WJ: Thirty-seven years of dealing with schoolkids made your flexible, I’d guess.

CW: Switching gears has been my M.O. for years. Life tosses me surprises on a daily basis. In my teaching of Special Education students, there was always some behavioral crisis looming. In raising my family, a sibling squabble, a last minute trip to the ER, or a broken heart to mend.

WJ: How did the theft of Don’s identity directly affect you?

CW: When my husband’s identity was stolen, I learned that thinking on my feet, flexibility, and multi-tasking were my friends. The identity theft occurred when my four older kids were in elementary school and my youngest was an infant. I held a full-time teaching position, and my husband traveled the world for business. I had an astounding amount to manage. Attitude was everything. I adopted a survival approach. Every day was a new and unexpected adventure. I learned to appreciate the surprises, and challenged myself to act rather than react. It became a game of sorts. I approached each day wondering what new wrench would be tossed into my day. The ordinary days became few and far between. Great writing fodder!

WJ: When we write fiction, we all have unanticipated surprises that just “fly out of us” during the writing process – and they become invaluable to the work.
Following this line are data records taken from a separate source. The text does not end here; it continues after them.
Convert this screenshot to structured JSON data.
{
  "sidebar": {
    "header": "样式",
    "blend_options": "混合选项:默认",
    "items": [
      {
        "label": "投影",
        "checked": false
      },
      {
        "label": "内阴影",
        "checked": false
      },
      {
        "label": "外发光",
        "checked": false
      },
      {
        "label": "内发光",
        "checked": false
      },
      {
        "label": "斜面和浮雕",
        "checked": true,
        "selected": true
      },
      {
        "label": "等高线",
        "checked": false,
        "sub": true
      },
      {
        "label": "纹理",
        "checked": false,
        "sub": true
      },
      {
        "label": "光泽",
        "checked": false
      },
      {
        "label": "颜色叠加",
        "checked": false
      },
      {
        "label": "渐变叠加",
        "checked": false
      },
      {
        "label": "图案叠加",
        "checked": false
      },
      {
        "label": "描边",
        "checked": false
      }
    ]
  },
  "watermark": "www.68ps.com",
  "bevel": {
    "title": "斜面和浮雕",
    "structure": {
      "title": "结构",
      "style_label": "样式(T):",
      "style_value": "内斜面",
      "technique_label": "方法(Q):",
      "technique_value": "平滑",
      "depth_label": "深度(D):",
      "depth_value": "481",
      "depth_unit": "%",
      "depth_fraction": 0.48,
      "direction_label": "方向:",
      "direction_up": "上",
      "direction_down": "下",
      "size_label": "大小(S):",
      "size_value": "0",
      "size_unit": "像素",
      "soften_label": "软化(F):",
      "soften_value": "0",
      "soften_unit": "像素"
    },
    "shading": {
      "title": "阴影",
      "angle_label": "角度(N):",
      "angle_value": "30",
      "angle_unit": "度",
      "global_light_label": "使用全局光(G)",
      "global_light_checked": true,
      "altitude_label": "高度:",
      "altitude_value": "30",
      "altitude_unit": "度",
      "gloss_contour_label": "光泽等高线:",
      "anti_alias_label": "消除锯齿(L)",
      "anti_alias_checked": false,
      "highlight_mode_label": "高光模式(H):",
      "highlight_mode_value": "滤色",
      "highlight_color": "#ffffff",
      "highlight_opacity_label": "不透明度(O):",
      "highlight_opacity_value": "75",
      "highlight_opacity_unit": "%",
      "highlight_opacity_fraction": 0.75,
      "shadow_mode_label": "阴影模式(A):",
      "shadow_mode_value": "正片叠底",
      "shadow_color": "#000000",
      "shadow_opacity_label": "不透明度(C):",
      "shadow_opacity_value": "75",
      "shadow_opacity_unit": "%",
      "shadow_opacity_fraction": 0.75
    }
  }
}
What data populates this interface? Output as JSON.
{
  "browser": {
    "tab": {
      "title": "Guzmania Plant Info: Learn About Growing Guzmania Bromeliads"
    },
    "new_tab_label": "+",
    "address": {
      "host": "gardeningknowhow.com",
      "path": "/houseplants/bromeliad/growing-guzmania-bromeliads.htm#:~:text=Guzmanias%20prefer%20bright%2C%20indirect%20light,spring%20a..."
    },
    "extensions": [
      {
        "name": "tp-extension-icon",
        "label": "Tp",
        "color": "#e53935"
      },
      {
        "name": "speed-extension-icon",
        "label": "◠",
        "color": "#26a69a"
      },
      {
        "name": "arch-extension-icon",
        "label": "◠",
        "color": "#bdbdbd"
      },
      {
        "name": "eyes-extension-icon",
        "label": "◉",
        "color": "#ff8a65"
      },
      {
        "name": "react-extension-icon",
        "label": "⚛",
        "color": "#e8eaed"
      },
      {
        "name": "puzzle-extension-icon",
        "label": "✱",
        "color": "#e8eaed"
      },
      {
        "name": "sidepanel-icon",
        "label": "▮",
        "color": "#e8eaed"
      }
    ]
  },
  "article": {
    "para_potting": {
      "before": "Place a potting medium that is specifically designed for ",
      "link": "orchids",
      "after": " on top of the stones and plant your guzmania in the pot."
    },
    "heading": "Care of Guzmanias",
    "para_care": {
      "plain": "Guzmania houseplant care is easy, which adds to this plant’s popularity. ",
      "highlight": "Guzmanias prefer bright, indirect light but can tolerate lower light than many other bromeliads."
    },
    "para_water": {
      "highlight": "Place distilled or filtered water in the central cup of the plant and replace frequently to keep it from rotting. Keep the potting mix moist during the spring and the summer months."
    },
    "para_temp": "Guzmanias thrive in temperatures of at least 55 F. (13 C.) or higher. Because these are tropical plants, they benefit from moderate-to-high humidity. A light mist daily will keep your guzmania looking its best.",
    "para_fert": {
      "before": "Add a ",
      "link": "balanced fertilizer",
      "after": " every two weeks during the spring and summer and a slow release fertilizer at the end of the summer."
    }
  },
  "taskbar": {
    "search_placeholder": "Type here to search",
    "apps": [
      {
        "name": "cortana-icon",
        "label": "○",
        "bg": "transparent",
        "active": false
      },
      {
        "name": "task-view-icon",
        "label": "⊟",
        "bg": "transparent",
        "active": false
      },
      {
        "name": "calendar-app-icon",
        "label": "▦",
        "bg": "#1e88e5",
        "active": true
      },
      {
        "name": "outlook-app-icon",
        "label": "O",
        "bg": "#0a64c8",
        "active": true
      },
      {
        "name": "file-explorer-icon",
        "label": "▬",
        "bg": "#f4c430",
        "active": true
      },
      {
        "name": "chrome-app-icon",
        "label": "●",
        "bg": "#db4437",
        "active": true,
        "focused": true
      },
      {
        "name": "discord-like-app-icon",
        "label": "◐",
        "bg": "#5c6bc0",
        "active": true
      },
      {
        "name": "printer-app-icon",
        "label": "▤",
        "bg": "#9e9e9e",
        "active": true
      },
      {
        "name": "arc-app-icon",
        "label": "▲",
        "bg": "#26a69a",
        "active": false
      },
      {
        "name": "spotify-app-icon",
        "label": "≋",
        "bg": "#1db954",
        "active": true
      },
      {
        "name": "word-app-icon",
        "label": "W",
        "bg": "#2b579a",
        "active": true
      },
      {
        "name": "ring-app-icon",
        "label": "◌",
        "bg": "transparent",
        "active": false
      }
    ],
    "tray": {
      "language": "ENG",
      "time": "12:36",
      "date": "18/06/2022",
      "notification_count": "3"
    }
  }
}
What were a couple of those surprises for you?

CW: When I become one with Samantha, she leads me through her innermost thoughts and feelings. They are sometimes deep. And dark. And way more personal than I anticipated. Being with her in her darkest hours takes me to surprising places. I feel privileged that she allows me to accompany her on her journey. The depth of emotion, or her internal timeline, as I like to call it, taps something in my soul that I didn’t know existed. There are times I walk away from a writing session completely spent. Sam faces her inner demons. When she does, I’m at my best as a writer. She’s opened my soul. I thank her for that.

(PART 2 will appear on Tuesday, July 2)

Leave a comment

Filed under Adult Literacy, Author Platform, Books, Creativity, E-books, Featured Websites, Fiction, Hybrid Authors, Interviews, literature, Reading, Uncategorized, writers conferences, Writing, Writing Education